Another battle marketers see heating up is the cola wars. "Pepsi has taken great joy in poking Coca-Cola in the last several super bowls,” Symonds said, but this year Pepsi’s status as antagonist has been co-opted by SodaStream, a make-it-yourself soda machine that made its Super Bowl debut last year.
In 2013, SodaStream followed the script practically patented by domain registrar GoDaddy (which is expected to show a more female-friendly face in its commercial slot this year) by creating an ad that gets banned by the network, taking it online, and getting buzz for both. In the original ad last year, SodaStream featured both Coke and Pepsi’s logos, which were changed to more generic labels in the commercial that ran during the game.
"Coke and Pepsi have an interesting question: Do you worry more about your primary competitor in soda or do you worry more about new beverages and SodaStream?" Calkins said. “I suspect in the Super Bowl, you won’t see Coke and Pepsi try to attack each other, but you will see them kind of attack SodaStream,” he predicted.
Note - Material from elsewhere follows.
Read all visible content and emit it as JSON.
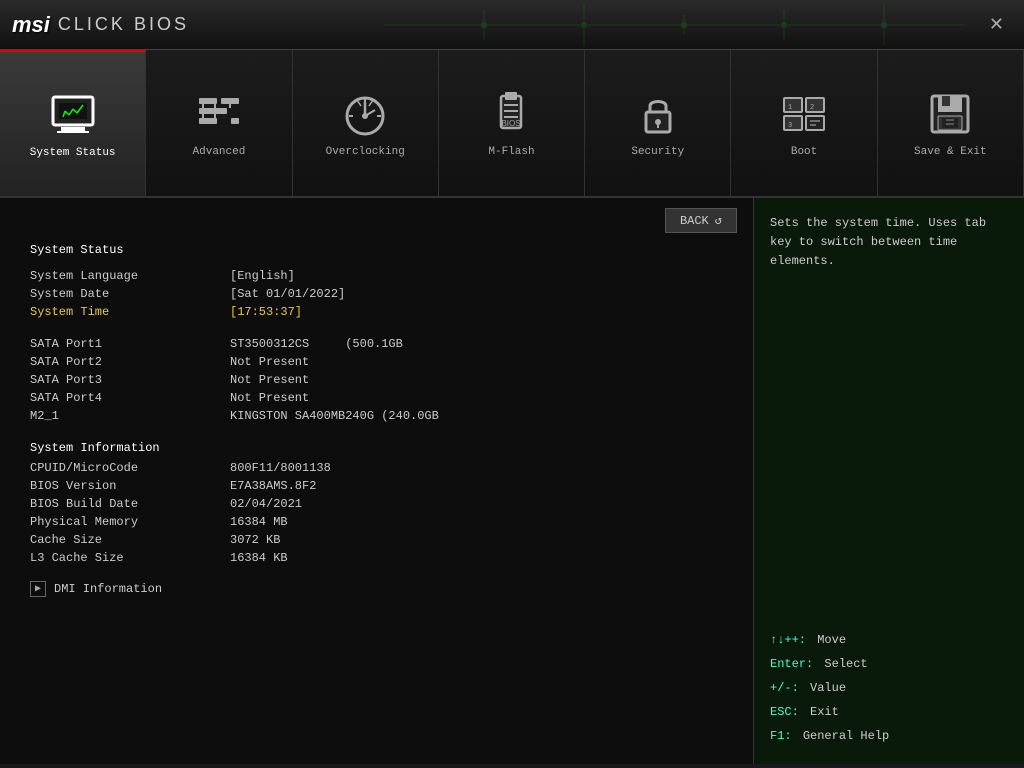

And marketers expect an upstart in the candy aisle to get fiesty. "It will be interesting to watch Butterfinger,” Calkins said. The Nestle-owned brand is using its Super Bowl spot as a springboard to launch its new peanut butter cups.
"The challenge is you’ve got this behemoth in Reese’s," he said. "If Butterfinger's going to succeed, they have to do something to break out of the clutter, so it would make perfect sense for Butterfinger to attack Reese’s."
Overall, marketing experts say this year’s commercials will hit as hard as the football players. “It’s going to be a classic competitive battle. This will be as interesting as the football game for anybody who’s in advertising," Calkins said.